The 2016 Identity Fraud Study released by Javelin Strategy & Research, revealed that the number of identity fraud victims increased by 3% (13.1 million consumers) in the US last year, but that the amount stolen decreased by 6% to $15 billion.
The study found that the rise of EMV has already had a significant impact on fraudsters’ behaviour and doubled the incidence of new account fraud. The study also found that many consumers who do not trust their financial institutions are engaging in behaviour that enables fraudsters to use their information for 75% longer.
The 2016 Identity Fraud Study found four significant trends:
- More identity fraud victims, less stolen – The number of identity fraud victims was at its second highest level in six years, but the amount stolen was at its lowest point in the past six years. Identity fraud is a serious issue as fraudsters have stolen $112 billion in the past six years. That equals $35,600 stolen per minute, or enough to pay for four years of college in just four minutes.

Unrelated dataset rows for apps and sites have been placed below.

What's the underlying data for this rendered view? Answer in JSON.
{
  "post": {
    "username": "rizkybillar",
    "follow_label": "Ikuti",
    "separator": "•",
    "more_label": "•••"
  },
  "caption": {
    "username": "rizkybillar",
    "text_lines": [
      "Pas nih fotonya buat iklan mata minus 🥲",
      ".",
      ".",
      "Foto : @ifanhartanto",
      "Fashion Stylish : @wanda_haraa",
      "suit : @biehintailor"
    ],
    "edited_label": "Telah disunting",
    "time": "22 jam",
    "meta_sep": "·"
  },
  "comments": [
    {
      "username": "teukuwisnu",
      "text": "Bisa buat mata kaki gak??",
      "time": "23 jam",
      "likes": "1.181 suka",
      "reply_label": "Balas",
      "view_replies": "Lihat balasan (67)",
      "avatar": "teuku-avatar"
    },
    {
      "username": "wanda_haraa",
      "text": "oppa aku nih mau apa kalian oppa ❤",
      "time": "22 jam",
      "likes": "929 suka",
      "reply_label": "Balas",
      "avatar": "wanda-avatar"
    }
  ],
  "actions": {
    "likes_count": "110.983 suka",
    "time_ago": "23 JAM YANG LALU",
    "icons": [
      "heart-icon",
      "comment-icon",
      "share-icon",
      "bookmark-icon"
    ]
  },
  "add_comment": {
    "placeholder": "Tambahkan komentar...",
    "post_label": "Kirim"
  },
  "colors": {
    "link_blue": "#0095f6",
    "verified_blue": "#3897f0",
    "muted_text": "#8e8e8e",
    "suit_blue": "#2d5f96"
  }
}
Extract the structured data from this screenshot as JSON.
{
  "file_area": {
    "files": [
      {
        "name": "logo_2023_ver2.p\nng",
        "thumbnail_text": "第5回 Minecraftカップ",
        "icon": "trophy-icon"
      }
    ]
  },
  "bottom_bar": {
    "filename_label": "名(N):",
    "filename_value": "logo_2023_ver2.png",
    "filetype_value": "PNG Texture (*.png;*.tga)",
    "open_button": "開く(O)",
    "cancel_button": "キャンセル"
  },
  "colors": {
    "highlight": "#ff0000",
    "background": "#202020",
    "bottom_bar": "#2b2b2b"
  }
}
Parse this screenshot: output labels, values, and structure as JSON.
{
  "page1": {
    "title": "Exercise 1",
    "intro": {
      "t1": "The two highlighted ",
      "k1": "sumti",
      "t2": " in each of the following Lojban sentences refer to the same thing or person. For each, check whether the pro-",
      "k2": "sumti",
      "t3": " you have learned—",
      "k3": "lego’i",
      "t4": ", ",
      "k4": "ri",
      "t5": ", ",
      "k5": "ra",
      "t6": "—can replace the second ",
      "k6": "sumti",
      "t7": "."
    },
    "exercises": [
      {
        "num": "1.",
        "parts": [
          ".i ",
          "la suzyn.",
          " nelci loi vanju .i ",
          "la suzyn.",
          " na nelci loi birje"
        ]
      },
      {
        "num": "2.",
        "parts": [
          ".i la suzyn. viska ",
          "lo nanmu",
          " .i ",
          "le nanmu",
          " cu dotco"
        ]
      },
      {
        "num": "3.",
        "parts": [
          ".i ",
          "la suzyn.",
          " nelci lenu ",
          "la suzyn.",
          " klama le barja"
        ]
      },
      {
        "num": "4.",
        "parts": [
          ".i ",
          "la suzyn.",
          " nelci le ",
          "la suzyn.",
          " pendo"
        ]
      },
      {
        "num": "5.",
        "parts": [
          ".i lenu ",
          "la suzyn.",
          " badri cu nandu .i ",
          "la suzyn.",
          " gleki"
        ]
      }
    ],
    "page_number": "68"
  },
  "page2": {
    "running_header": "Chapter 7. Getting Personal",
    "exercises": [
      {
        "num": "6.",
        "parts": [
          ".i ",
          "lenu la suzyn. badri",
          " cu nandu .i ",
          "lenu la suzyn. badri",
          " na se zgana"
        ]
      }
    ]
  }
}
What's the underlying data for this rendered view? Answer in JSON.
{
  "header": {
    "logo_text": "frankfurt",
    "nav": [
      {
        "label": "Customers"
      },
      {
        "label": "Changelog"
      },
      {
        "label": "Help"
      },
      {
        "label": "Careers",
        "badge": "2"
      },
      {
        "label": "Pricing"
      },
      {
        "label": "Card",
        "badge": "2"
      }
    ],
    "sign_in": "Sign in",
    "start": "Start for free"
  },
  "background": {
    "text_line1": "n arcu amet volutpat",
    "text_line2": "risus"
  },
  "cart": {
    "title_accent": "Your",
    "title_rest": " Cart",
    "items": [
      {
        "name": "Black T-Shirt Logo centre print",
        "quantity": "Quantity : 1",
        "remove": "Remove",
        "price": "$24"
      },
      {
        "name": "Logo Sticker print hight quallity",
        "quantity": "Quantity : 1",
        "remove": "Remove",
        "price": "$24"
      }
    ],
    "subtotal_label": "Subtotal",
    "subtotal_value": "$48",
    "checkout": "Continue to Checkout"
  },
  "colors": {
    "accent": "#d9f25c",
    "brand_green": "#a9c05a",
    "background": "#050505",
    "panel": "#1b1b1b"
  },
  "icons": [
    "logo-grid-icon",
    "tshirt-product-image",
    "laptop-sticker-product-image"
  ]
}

- EMV drives a doubling of new account fraud – In 2015 the U.S. switched to EMV, which is designed to reduce in-person fraud and the profitability of counterfeit card operations. Fraudsters have reacted by moving away from existing card fraud to focus on new account fraud. This drove a 113% increase in incidence of new account fraud, which now accounts for 20% of all fraud losses.
- Consumer choices negatively impacting fraud detection – The study found those consumers that do not trust their financial institutions and do not take advantage of the services offered by them are setting the stage for more damage if they become fraud victims. The study found consumers that do not trust their financial institutions are less likely to use transaction monitoring, email alerts, credit freezes and black market monitoring. This results in their information being used for 75% longer by fraudsters and incurring a 185% greater mean consumer expense than those victims that have high trust in their financial institutions.
- U.S. consumer data being used for fraud internationally – Identity fraud is a global issue. The study found that 18% of the identity fraud using US cards, or $2.4 billion, was conducted outside the US. There was an average of $1,585 per incident, although for most consumers there was no out of pocket cost as the major issuers offer $0 liability. Issuers are doing a good job of quickly detecting this type of fraud. They are proactively detecting 69% of these cases.
“Fraud is evolving at a frantic pace although the amount of fraud has been relatively flat over the past four years. This just shows that when the industry cracks down on one type of fraud, criminals quickly shift their attack vector and area of operation,” said Al Pascual, senior vice president, research director and head of fraud & security, Javelin.
“The study this year reinforced that with industry, technology and consumers working in concert, people can best fight back against the fraudsters. The worst thing consumers can do is lose trust in their financial institutions and stop playing an active role in working to detect fraud. Taking a back seat will increase their risk and the damage that occurs if they are fraud victims in the future.”